→ **What to work on**: Copy, from the material below, every line in which the word "JSON" can be found.

-=-=-=-=-

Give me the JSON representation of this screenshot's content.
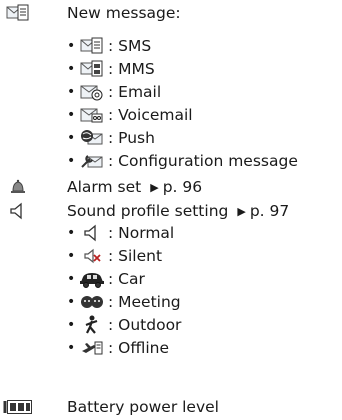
{
  "new_message": {
    "title": "New message:",
    "items": [
      {
        "icon": "sms-envelope-icon",
        "label": ": SMS"
      },
      {
        "icon": "mms-envelope-icon",
        "label": ": MMS"
      },
      {
        "icon": "email-envelope-icon",
        "label": ": Email"
      },
      {
        "icon": "voicemail-envelope-icon",
        "label": ": Voicemail"
      },
      {
        "icon": "push-globe-icon",
        "label": ": Push"
      },
      {
        "icon": "configuration-wrench-icon",
        "label": ": Configuration message"
      }
    ]
  },
  "alarm": {
    "label": "Alarm set",
    "ref": "p. 96"
  },
  "sound_profile": {
    "label": "Sound profile setting",
    "ref": "p. 97",
    "items": [
      {
        "icon": "speaker-icon",
        "label": ": Normal"
      },
      {
        "icon": "speaker-muted-icon",
        "label": ": Silent"
      },
      {
        "icon": "car-icon",
        "label": ": Car"
      },
      {
        "icon": "meeting-faces-icon",
        "label": ": Meeting"
      },
      {
        "icon": "outdoor-walker-icon",
        "label": ": Outdoor"
      },
      {
        "icon": "offline-airplane-icon",
        "label": ": Offline"
      }
    ]
  },
  "battery": {
    "label": "Battery power level"
  },
  "bullet_char": "•",
  "arrow_char": "▶"
}
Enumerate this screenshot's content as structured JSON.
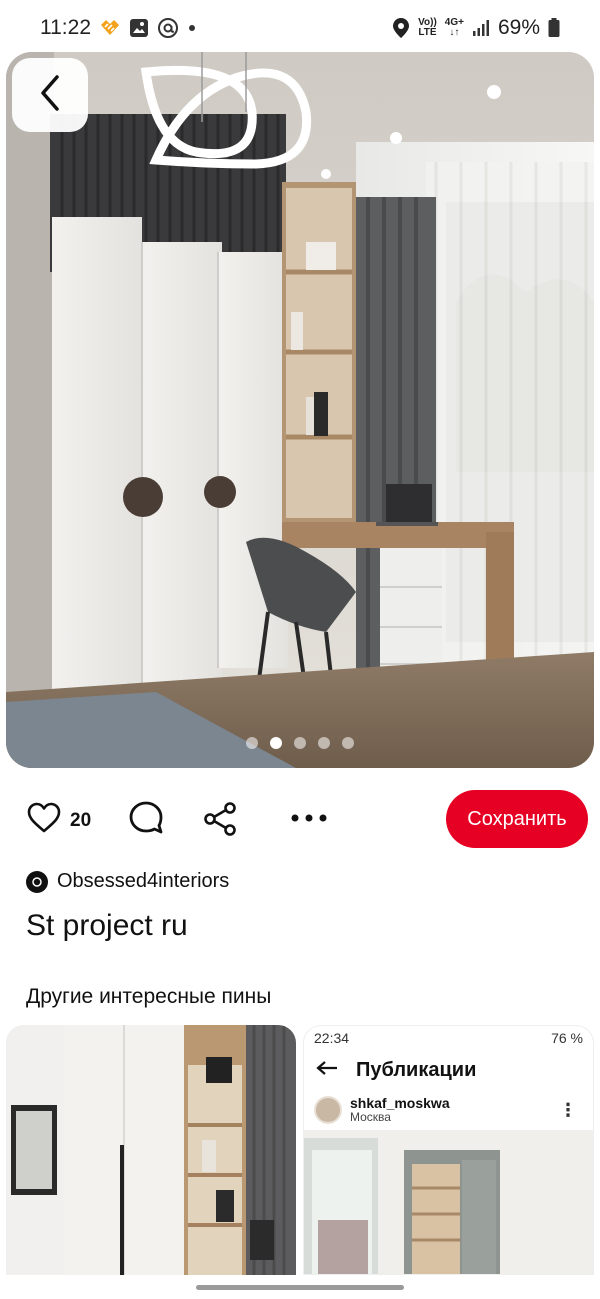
{
  "status_bar": {
    "time": "11:22",
    "lte_top": "Vo))",
    "lte_bottom": "LTE",
    "net_top": "4G+",
    "net_bottom": "↓↑",
    "battery": "69%"
  },
  "pin": {
    "like_count": "20",
    "save_label": "Сохранить",
    "author": "Obsessed4interiors",
    "title": "St project ru",
    "carousel": {
      "count": 5,
      "active_index": 1
    }
  },
  "more_pins": {
    "heading": "Другие интересные пины",
    "right_thumb": {
      "time": "22:34",
      "battery": "76 %",
      "header": "Публикации",
      "username": "shkaf_moskwa",
      "location": "Москва"
    }
  },
  "colors": {
    "accent": "#e60023",
    "text": "#111111"
  },
  "icons": {
    "back": "chevron-left-icon",
    "like": "heart-icon",
    "comment": "comment-icon",
    "share": "share-icon",
    "more": "more-dots-icon"
  }
}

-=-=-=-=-

→ **Answer section**:
Give me the JSON representation of this screenshot's content.
Enumerate this screenshot's content as structured JSON.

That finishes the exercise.